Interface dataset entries
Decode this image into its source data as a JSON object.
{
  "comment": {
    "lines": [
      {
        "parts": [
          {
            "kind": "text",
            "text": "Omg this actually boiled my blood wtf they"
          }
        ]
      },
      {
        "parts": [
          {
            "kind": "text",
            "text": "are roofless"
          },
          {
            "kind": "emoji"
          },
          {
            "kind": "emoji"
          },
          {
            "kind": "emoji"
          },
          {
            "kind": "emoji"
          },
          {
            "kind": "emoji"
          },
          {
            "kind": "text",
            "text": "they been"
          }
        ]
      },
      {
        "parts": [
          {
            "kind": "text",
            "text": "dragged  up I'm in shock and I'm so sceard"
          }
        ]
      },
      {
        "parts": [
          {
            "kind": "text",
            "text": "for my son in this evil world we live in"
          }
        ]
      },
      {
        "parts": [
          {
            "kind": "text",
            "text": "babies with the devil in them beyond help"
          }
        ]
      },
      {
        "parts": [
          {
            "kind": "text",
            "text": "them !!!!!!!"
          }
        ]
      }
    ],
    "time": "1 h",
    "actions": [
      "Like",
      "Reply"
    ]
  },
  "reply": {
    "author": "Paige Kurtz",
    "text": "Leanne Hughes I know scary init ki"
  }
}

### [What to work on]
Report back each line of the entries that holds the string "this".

### [Exercise output]
Decode this image into its source data as a JSON object.
            "text": "Omg this actually boiled my blood wtf they"
            "text": "for my son in this evil world we live in"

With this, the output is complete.